This automation can be frustrating in the beginning, and this is among those cases where I wish ActiveCampaign had a more out-of-the-box option. However, since you can do anything with ActiveCampaign, often you need to construct things from scratch. ActiveCampaign has an alternative to delete inactive subscribers, which I do not advise.
Some customers don’t have tracking switched on, so their opens aren’t tape-recorded. Others still wish to be subscribed but have actually been busy. Here’s my reactivation sequence: I send out one email asking if they still want to be subscribed, and briefly discussing why I keep my e-mail list clean. In one week, I send them another e-mail (if they currently clicked the confirmation link in the previous email, they’ve already been removed from the automation utilizing a different automation) – .
The automation then unsubscribes them.
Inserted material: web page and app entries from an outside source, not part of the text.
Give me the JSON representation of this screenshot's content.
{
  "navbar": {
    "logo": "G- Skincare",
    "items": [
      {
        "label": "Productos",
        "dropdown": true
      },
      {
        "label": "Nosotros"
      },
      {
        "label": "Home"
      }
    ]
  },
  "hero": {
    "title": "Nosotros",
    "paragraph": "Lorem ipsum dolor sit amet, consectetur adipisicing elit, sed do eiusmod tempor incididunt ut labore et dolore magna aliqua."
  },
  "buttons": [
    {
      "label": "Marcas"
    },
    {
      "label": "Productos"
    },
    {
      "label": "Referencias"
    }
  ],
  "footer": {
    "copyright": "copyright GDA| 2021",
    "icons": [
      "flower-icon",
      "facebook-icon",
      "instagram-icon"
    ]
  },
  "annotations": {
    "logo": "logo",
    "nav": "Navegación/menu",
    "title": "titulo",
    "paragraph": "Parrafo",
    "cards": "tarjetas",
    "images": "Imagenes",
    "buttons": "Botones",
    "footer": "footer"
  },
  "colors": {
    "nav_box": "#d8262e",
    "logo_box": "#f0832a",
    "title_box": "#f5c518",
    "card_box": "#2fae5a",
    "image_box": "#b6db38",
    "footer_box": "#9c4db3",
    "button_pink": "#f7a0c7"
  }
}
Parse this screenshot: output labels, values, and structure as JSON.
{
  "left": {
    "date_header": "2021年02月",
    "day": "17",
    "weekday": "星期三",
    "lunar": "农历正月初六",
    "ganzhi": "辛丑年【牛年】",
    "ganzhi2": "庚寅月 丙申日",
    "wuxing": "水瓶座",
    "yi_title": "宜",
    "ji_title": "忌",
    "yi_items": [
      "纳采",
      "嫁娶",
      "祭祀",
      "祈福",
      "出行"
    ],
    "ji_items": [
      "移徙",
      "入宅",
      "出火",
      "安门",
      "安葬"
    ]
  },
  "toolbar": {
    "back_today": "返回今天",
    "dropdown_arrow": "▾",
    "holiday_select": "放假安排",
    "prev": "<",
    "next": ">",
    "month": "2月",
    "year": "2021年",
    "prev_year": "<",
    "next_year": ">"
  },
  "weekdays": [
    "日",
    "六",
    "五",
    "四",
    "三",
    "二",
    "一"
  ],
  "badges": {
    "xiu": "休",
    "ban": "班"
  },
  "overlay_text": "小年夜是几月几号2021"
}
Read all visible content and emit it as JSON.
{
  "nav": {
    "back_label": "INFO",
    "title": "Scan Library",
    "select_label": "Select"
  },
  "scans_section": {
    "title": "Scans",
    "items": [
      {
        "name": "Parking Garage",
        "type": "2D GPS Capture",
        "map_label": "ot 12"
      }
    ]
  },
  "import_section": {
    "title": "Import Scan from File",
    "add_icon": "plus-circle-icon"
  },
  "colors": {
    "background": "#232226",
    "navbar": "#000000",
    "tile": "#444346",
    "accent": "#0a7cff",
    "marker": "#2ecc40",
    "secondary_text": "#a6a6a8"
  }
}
My emails likewise have a link to a kind where they can enter their email address to let me understand that they don’t have tracking allowed. This form adds a tag that I utilize to filter those contacts out. . I used to add this tag when they clicked a link, but when people do not have tracking on, it makes those links not work so reliably! I only send an easy “do you still desire my emails?” confirmation.